Natural Remedies of Reflex Sympathetic Dystrophy
Turmeric: Turmeric is a very common Indian spice. It has properties that provide relief from pain. Turmeric is sold as whole root, capsules, or extract powders. Turmeric is used throughout the Indian history for controlling any kind of pain. It is also beneficial for vitality and longevity. It is rich in anti-inflammatory properties. It is easily available. One can add turmeric in warm milk and drink it. It has proven to be very beneficial for overall health.
Vitamin D: Patients suffering from deficiency of vitamin D tend to experience chronic pain. Vitamin D is very much essential for the body, so that it processes the much needed calcium and maintains strong and healthy bones. One can take supplements of vitamin D or include milk in the regular diet.
Magnesium: Foods rich in magnesium are very beneficial for the body, since magnesium helps to improve the overall circulation and is also known to relax the muscles and joints, which get stiff. There are various supplements available that contain magnesium, but one can also consume Epsom salts as an alternative. Add this salt to the bath so that the body absorbs magnesium directly in the skin.

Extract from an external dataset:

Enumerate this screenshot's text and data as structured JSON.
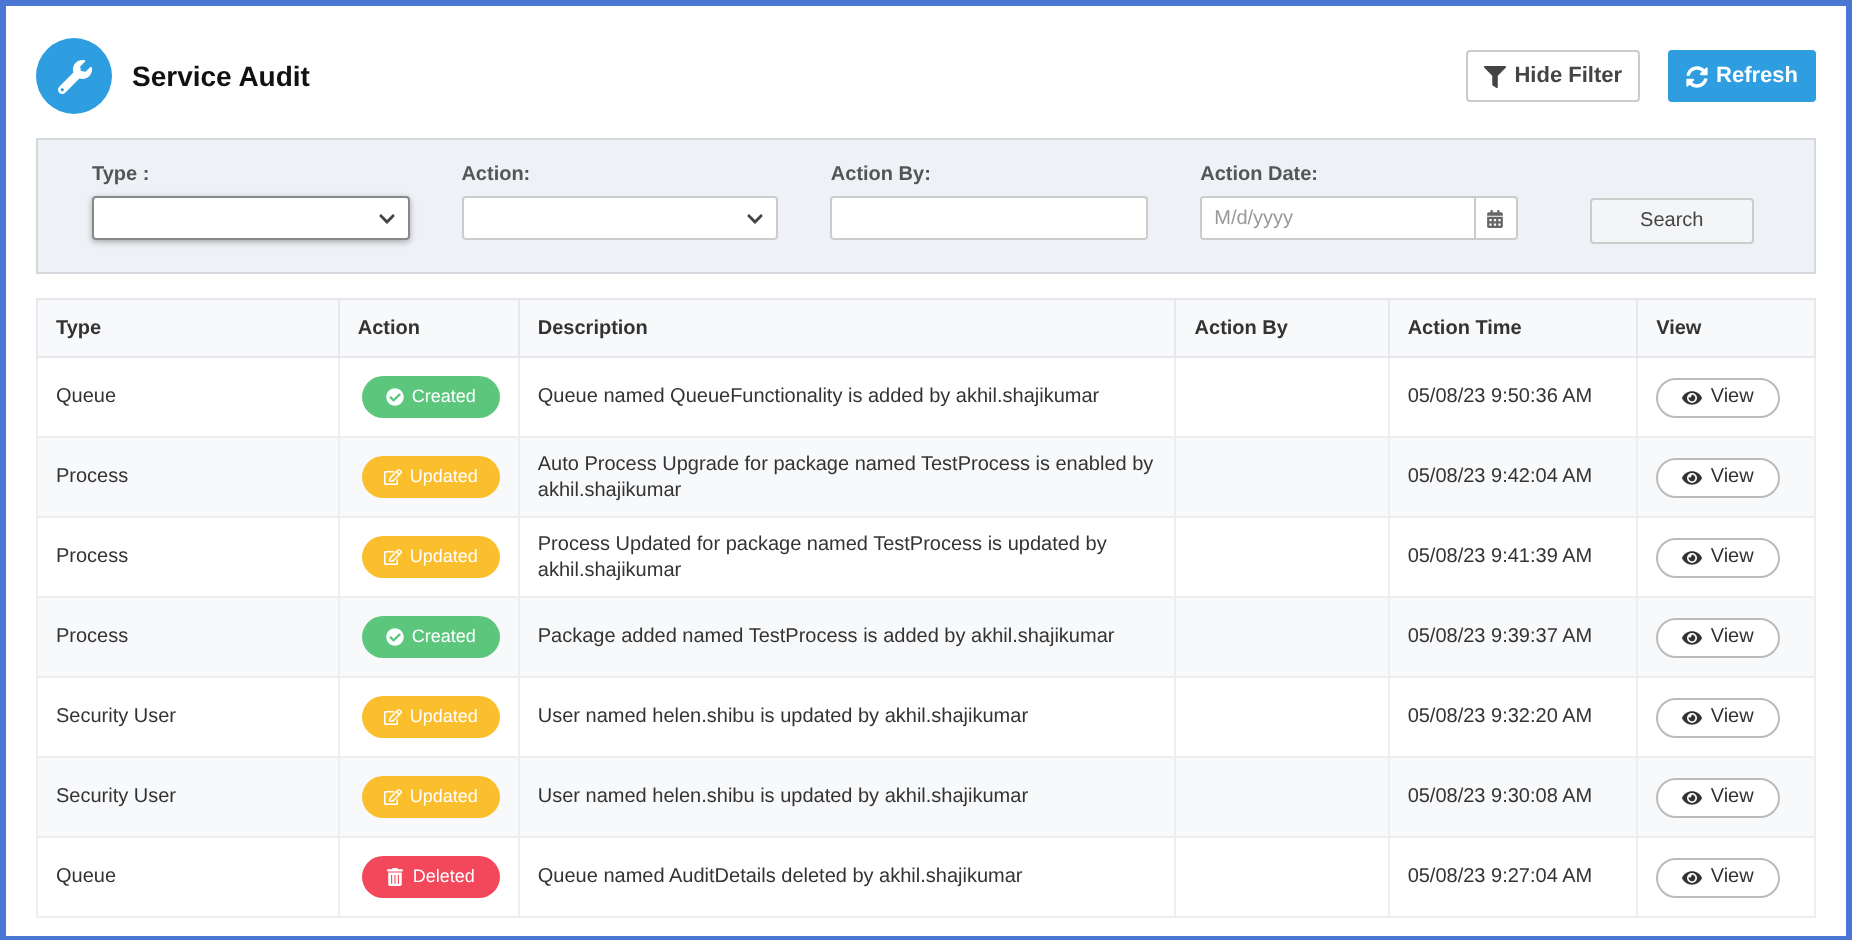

Ginger: This is a very common type of root found in the Asian region. Ginger is also used in various cuisines. Ginger is known to possess anti-inflammatory properties; hence, it reduces the inflammation, helps in joint pain, and also increases smooth circulation. There are ginger capsules or powders available, but the common method of consuming ginger is by drinking ginger tea. As part of added benefit, ginger is also known to help with motion sickness and nausea.
- Reflex sympathetic dystrophy is an older term used for CRPS. It is a chronic condition.
- This syndrome is often characterized by severe burning pain that affects one of the extremities, such as the hands, feet, arms, or legs.
- RSD is type I of the CRPS and is triggered by an injury when there is no primary injury in the affected area.